This is the most common type of variable pay. Incentives that are used as part of a compensation program is typically designed to motivate employees not just to complete certain important tasks, but to reach the company’s goals on various assignments. Incentives are also commonly used in a project management setting, and are usually explained in the employee’s offer letter, employment agreement or contract.
To find out if you can pay an incentive to your employees, it is important for businesses to first determine what projects or goals are important for them to complete. Once you’ve figured that out, those are the projects or goals you will want to offer incentives for to your employees. This is so your employees remain focused on the goal and perform at optimum levels in order to achieve that goal.

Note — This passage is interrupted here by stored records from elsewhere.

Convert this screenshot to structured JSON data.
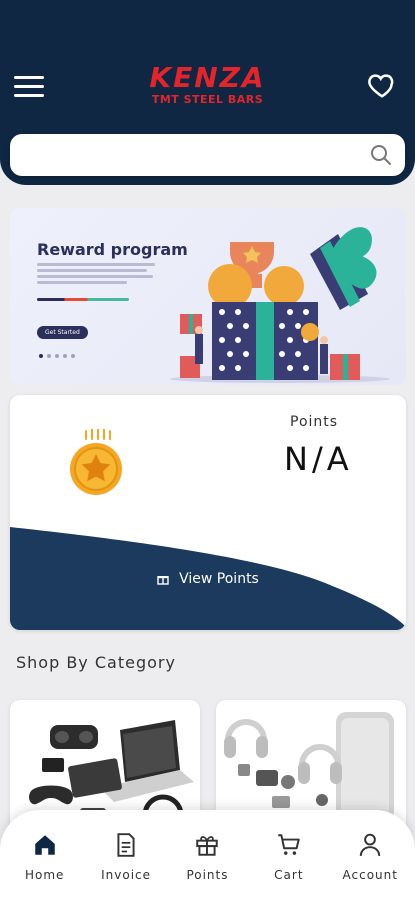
{
  "header": {
    "logo_main": "KENZA",
    "logo_sub": "TMT STEEL BARS"
  },
  "search": {
    "placeholder": ""
  },
  "banner": {
    "title": "Reward program",
    "button_label": "Get Started"
  },
  "points": {
    "label": "Points",
    "value": "N/A",
    "view_label": "View Points"
  },
  "category": {
    "title": "Shop By Category"
  },
  "nav": {
    "items": [
      {
        "label": "Home",
        "icon": "home-icon",
        "active": true
      },
      {
        "label": "Invoice",
        "icon": "invoice-icon"
      },
      {
        "label": "Points",
        "icon": "gift-icon"
      },
      {
        "label": "Cart",
        "icon": "cart-icon"
      },
      {
        "label": "Account",
        "icon": "user-icon"
      }
    ]
  },
  "colors": {
    "brand_navy": "#0f2742",
    "brand_red": "#e3242b",
    "card_navy": "#1c3a5e",
    "coin_gold": "#f5a623"
  }
}
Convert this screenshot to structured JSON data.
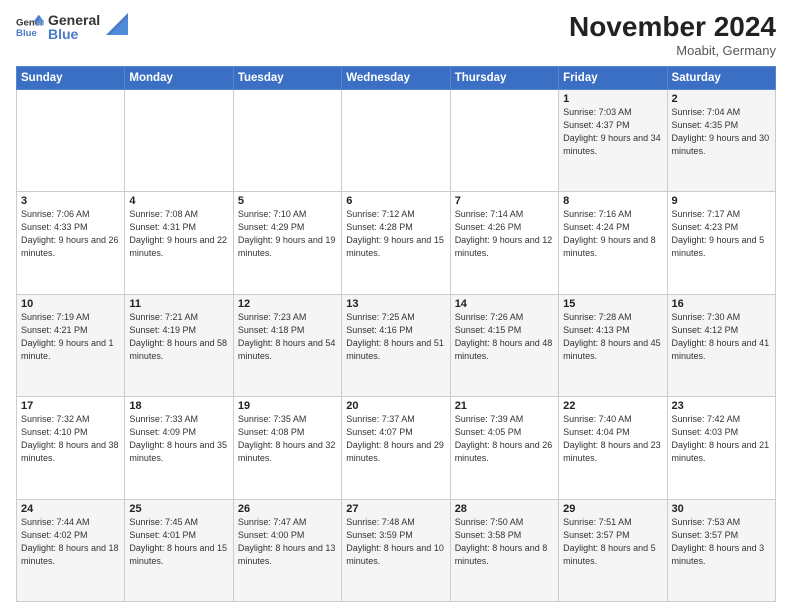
{
  "logo": {
    "general": "General",
    "blue": "Blue"
  },
  "header": {
    "month": "November 2024",
    "location": "Moabit, Germany"
  },
  "weekdays": [
    "Sunday",
    "Monday",
    "Tuesday",
    "Wednesday",
    "Thursday",
    "Friday",
    "Saturday"
  ],
  "weeks": [
    [
      {
        "day": "",
        "info": ""
      },
      {
        "day": "",
        "info": ""
      },
      {
        "day": "",
        "info": ""
      },
      {
        "day": "",
        "info": ""
      },
      {
        "day": "",
        "info": ""
      },
      {
        "day": "1",
        "info": "Sunrise: 7:03 AM\nSunset: 4:37 PM\nDaylight: 9 hours and 34 minutes."
      },
      {
        "day": "2",
        "info": "Sunrise: 7:04 AM\nSunset: 4:35 PM\nDaylight: 9 hours and 30 minutes."
      }
    ],
    [
      {
        "day": "3",
        "info": "Sunrise: 7:06 AM\nSunset: 4:33 PM\nDaylight: 9 hours and 26 minutes."
      },
      {
        "day": "4",
        "info": "Sunrise: 7:08 AM\nSunset: 4:31 PM\nDaylight: 9 hours and 22 minutes."
      },
      {
        "day": "5",
        "info": "Sunrise: 7:10 AM\nSunset: 4:29 PM\nDaylight: 9 hours and 19 minutes."
      },
      {
        "day": "6",
        "info": "Sunrise: 7:12 AM\nSunset: 4:28 PM\nDaylight: 9 hours and 15 minutes."
      },
      {
        "day": "7",
        "info": "Sunrise: 7:14 AM\nSunset: 4:26 PM\nDaylight: 9 hours and 12 minutes."
      },
      {
        "day": "8",
        "info": "Sunrise: 7:16 AM\nSunset: 4:24 PM\nDaylight: 9 hours and 8 minutes."
      },
      {
        "day": "9",
        "info": "Sunrise: 7:17 AM\nSunset: 4:23 PM\nDaylight: 9 hours and 5 minutes."
      }
    ],
    [
      {
        "day": "10",
        "info": "Sunrise: 7:19 AM\nSunset: 4:21 PM\nDaylight: 9 hours and 1 minute."
      },
      {
        "day": "11",
        "info": "Sunrise: 7:21 AM\nSunset: 4:19 PM\nDaylight: 8 hours and 58 minutes."
      },
      {
        "day": "12",
        "info": "Sunrise: 7:23 AM\nSunset: 4:18 PM\nDaylight: 8 hours and 54 minutes."
      },
      {
        "day": "13",
        "info": "Sunrise: 7:25 AM\nSunset: 4:16 PM\nDaylight: 8 hours and 51 minutes."
      },
      {
        "day": "14",
        "info": "Sunrise: 7:26 AM\nSunset: 4:15 PM\nDaylight: 8 hours and 48 minutes."
      },
      {
        "day": "15",
        "info": "Sunrise: 7:28 AM\nSunset: 4:13 PM\nDaylight: 8 hours and 45 minutes."
      },
      {
        "day": "16",
        "info": "Sunrise: 7:30 AM\nSunset: 4:12 PM\nDaylight: 8 hours and 41 minutes."
      }
    ],
    [
      {
        "day": "17",
        "info": "Sunrise: 7:32 AM\nSunset: 4:10 PM\nDaylight: 8 hours and 38 minutes."
      },
      {
        "day": "18",
        "info": "Sunrise: 7:33 AM\nSunset: 4:09 PM\nDaylight: 8 hours and 35 minutes."
      },
      {
        "day": "19",
        "info": "Sunrise: 7:35 AM\nSunset: 4:08 PM\nDaylight: 8 hours and 32 minutes."
      },
      {
        "day": "20",
        "info": "Sunrise: 7:37 AM\nSunset: 4:07 PM\nDaylight: 8 hours and 29 minutes."
      },
      {
        "day": "21",
        "info": "Sunrise: 7:39 AM\nSunset: 4:05 PM\nDaylight: 8 hours and 26 minutes."
      },
      {
        "day": "22",
        "info": "Sunrise: 7:40 AM\nSunset: 4:04 PM\nDaylight: 8 hours and 23 minutes."
      },
      {
        "day": "23",
        "info": "Sunrise: 7:42 AM\nSunset: 4:03 PM\nDaylight: 8 hours and 21 minutes."
      }
    ],
    [
      {
        "day": "24",
        "info": "Sunrise: 7:44 AM\nSunset: 4:02 PM\nDaylight: 8 hours and 18 minutes."
      },
      {
        "day": "25",
        "info": "Sunrise: 7:45 AM\nSunset: 4:01 PM\nDaylight: 8 hours and 15 minutes."
      },
      {
        "day": "26",
        "info": "Sunrise: 7:47 AM\nSunset: 4:00 PM\nDaylight: 8 hours and 13 minutes."
      },
      {
        "day": "27",
        "info": "Sunrise: 7:48 AM\nSunset: 3:59 PM\nDaylight: 8 hours and 10 minutes."
      },
      {
        "day": "28",
        "info": "Sunrise: 7:50 AM\nSunset: 3:58 PM\nDaylight: 8 hours and 8 minutes."
      },
      {
        "day": "29",
        "info": "Sunrise: 7:51 AM\nSunset: 3:57 PM\nDaylight: 8 hours and 5 minutes."
      },
      {
        "day": "30",
        "info": "Sunrise: 7:53 AM\nSunset: 3:57 PM\nDaylight: 8 hours and 3 minutes."
      }
    ]
  ]
}
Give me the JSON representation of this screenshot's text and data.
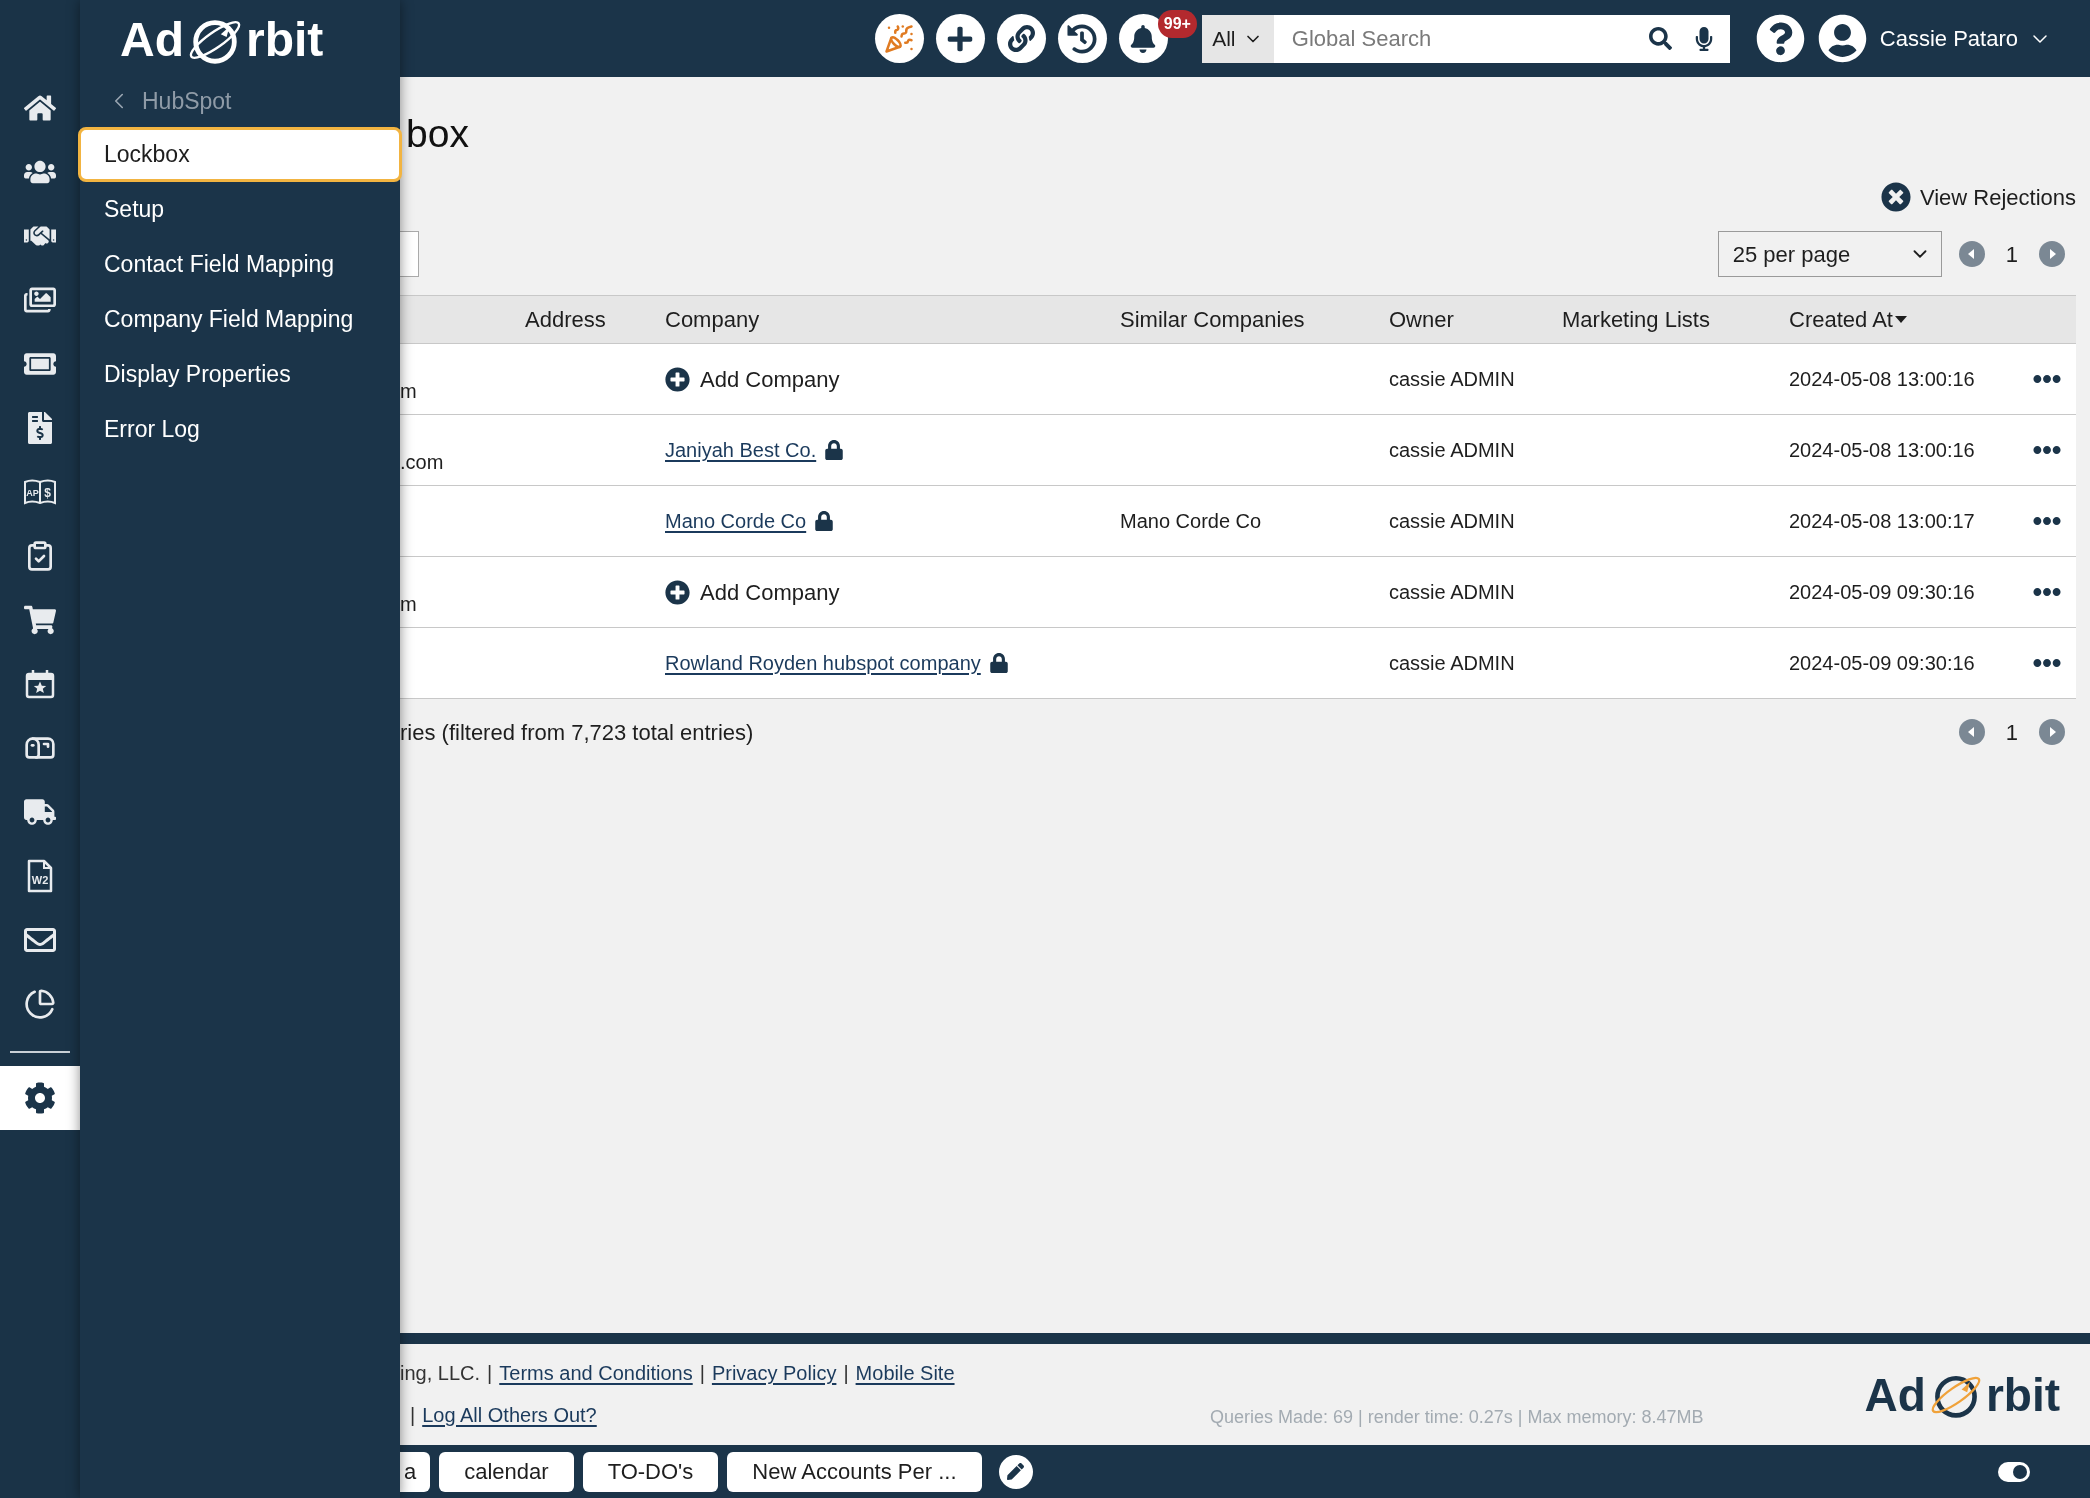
{
  "icon_rail": {
    "items": [
      {
        "selected": false
      },
      {
        "selected": false
      },
      {
        "selected": false
      },
      {
        "selected": false
      },
      {
        "selected": false
      },
      {
        "selected": false
      },
      {
        "selected": false,
        "icon_text": [
          "AP",
          "$"
        ]
      },
      {
        "selected": false
      },
      {
        "selected": false
      },
      {
        "selected": false
      },
      {
        "selected": false
      },
      {
        "selected": false
      },
      {
        "selected": false,
        "icon_text": [
          "W2"
        ]
      },
      {
        "selected": false
      },
      {
        "selected": false
      }
    ],
    "settings": {
      "selected": true
    }
  },
  "sidebar": {
    "logo": {
      "left": "Ad",
      "right": "rbit"
    },
    "back_link": "HubSpot",
    "items": [
      {
        "label": "Lockbox",
        "selected": true
      },
      {
        "label": "Setup",
        "selected": false
      },
      {
        "label": "Contact Field Mapping",
        "selected": false
      },
      {
        "label": "Company Field Mapping",
        "selected": false
      },
      {
        "label": "Display Properties",
        "selected": false
      },
      {
        "label": "Error Log",
        "selected": false
      }
    ]
  },
  "topbar": {
    "notification_badge": "99+",
    "search": {
      "scope": "All",
      "placeholder": "Global Search"
    },
    "user_name": "Cassie Pataro"
  },
  "page": {
    "title": "box",
    "view_rejections": "View Rejections",
    "per_page": "25 per page",
    "page_number": "1"
  },
  "table": {
    "columns": [
      {
        "label": "Address",
        "sorted": false
      },
      {
        "label": "Company",
        "sorted": false
      },
      {
        "label": "Similar Companies",
        "sorted": false
      },
      {
        "label": "Owner",
        "sorted": false
      },
      {
        "label": "Marketing Lists",
        "sorted": false
      },
      {
        "label": "Created At",
        "sorted": true
      }
    ],
    "rows": [
      {
        "hidden_column": "m",
        "company": {
          "kind": "add",
          "text": "Add Company"
        },
        "owner": "cassie ADMIN",
        "created_at": "2024-05-08 13:00:16"
      },
      {
        "hidden_column": ".com",
        "company": {
          "kind": "link",
          "text": "Janiyah Best Co.",
          "locked": true
        },
        "owner": "cassie ADMIN",
        "created_at": "2024-05-08 13:00:16"
      },
      {
        "company": {
          "kind": "link",
          "text": "Mano Corde Co",
          "locked": true
        },
        "similar_companies": "Mano Corde Co",
        "owner": "cassie ADMIN",
        "created_at": "2024-05-08 13:00:17"
      },
      {
        "hidden_column": "m",
        "company": {
          "kind": "add",
          "text": "Add Company"
        },
        "owner": "cassie ADMIN",
        "created_at": "2024-05-09 09:30:16"
      },
      {
        "company": {
          "kind": "link",
          "text": "Rowland Royden hubspot company",
          "locked": true
        },
        "owner": "cassie ADMIN",
        "created_at": "2024-05-09 09:30:16"
      }
    ]
  },
  "entries_info": "ries (filtered from 7,723 total entries)",
  "bottom_pagination": {
    "page_number": "1"
  },
  "footer": {
    "line_1": [
      {
        "kind": "text",
        "text": "ing, LLC."
      },
      {
        "kind": "separator",
        "text": "|"
      },
      {
        "kind": "link",
        "text": "Terms and Conditions"
      },
      {
        "kind": "separator",
        "text": "|"
      },
      {
        "kind": "link",
        "text": "Privacy Policy"
      },
      {
        "kind": "separator",
        "text": "|"
      },
      {
        "kind": "link",
        "text": "Mobile Site"
      }
    ],
    "line_2": [
      {
        "kind": "separator",
        "text": "|"
      },
      {
        "kind": "link",
        "text": "Log All Others Out?"
      }
    ],
    "stats": "Queries Made: 69 | render time: 0.27s | Max memory: 8.47MB",
    "logo": {
      "left": "Ad",
      "right": "rbit"
    }
  },
  "taskbar": {
    "tabs": [
      "a",
      "calendar",
      "TO-DO's",
      "New Accounts Per ..."
    ]
  }
}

It is also important to keep in mind that the incentives you offer as an employer does not have to be in the form of cash payments. They can be in the form of gift cards, prizes or trips that have a monetary value to the employee.
Bonuses are often offered as part of an employee’s compensation program. Usually, bonuses depend on the performance of an employee. For instance, if a business employs a sales staff, some form of variable pay will have to be paid to them for achieving their targets. This will oftentimes be in the form of a bonus, which is based on how much revenue each of the employees bring into the company. The bonuses can also be based on certain scores that are predetermined by the organization.
To get an idea of what you would like to offer your employees as a bonus for their efforts, businesses first need to realize which products or services they want their employees to focus on more, or a key result area that all employees need to work towards.
Recognition and Rewarding
Offering employees rewards and recognition for their efforts is also another form of variable pay that’s offered by businesses. This type of variable pay can also help in boosting the overall engagement and performance level of the employees and can also help increase retention in a company. While the rewards or recognition might not have any monetary value, it will have to be of some value to the employees so they are motivated to perform well.
For instance, the IT department within an organization is not tasked with selling products or services, but can receive rewards for other aspects of their job description, such as, internal customer support, or the number of days the company’s system has not crashed, or their swiftness in dealing with IT issues.
At the end of the day, variable pay is a tool that companies can use to help motivate their employees into performing better. Variable pay tends to keep employees engaged as they work together to reach a common goal in the best way possible by working harder and being better at their job. Keeping that in mind, variable pay is a great choice for incentivizing your employees.